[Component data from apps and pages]
Content starts

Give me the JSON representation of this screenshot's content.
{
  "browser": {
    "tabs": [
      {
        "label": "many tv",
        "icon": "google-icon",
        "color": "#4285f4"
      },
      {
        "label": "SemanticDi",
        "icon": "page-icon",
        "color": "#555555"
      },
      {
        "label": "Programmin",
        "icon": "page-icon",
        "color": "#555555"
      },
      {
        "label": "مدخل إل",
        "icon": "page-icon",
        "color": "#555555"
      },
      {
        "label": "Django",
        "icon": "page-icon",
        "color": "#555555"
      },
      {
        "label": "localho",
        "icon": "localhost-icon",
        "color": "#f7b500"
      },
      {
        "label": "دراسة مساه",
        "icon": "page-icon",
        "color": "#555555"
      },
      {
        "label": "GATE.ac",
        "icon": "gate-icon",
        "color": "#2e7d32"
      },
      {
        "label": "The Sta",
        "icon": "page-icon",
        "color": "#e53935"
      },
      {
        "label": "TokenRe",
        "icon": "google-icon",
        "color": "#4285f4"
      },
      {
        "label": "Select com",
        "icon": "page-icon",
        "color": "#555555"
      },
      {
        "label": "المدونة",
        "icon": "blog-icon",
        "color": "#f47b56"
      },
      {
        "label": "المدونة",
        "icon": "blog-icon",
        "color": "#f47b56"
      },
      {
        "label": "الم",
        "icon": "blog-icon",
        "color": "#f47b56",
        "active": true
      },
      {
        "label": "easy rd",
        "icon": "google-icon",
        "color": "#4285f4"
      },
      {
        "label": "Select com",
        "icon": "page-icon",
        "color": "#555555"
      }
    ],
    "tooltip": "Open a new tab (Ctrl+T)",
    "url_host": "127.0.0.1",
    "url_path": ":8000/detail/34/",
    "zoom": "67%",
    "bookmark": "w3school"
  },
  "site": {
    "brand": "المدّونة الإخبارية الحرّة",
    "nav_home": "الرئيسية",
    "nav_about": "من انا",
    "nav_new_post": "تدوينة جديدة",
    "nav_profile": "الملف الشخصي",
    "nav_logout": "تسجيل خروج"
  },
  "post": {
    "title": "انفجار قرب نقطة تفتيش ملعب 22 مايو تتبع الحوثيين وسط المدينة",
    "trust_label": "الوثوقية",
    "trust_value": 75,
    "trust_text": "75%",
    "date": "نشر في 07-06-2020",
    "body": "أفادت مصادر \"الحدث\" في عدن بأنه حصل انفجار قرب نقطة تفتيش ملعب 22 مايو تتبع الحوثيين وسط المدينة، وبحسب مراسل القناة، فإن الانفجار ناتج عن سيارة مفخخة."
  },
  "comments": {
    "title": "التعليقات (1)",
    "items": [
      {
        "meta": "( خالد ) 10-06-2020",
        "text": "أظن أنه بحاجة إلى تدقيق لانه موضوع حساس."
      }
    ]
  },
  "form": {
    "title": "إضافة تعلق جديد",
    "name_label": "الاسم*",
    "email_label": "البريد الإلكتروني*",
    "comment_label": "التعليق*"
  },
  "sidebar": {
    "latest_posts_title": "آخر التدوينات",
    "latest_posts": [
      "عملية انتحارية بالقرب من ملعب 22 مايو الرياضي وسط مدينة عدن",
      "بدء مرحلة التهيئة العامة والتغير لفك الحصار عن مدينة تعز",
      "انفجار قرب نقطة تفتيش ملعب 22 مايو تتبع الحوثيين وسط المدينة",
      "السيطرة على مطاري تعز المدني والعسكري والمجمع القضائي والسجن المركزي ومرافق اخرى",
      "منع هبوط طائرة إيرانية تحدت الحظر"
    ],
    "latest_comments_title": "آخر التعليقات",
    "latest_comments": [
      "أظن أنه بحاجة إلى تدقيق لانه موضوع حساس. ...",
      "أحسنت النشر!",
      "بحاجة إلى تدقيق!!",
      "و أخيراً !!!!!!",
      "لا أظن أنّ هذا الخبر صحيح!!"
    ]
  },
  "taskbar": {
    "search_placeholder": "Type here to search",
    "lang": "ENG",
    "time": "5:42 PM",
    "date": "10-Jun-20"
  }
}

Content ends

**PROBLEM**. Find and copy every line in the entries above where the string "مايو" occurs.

**EXERCISE ANSWER**.
    "title": "انفجار قرب نقطة تفتيش ملعب 22 مايو تتبع الحوثيين وسط المدينة",
    "body": "أفادت مصادر \"الحدث\" في عدن بأنه حصل انفجار قرب نقطة تفتيش ملعب 22 مايو تتبع الحوثيين وسط المدينة، وبحسب مراسل القناة، فإن الانفجار ناتج عن سيارة مفخخة."
      "عملية انتحارية بالقرب من ملعب 22 مايو الرياضي وسط مدينة عدن",
      "انفجار قرب نقطة تفتيش ملعب 22 مايو تتبع الحوثيين وسط المدينة",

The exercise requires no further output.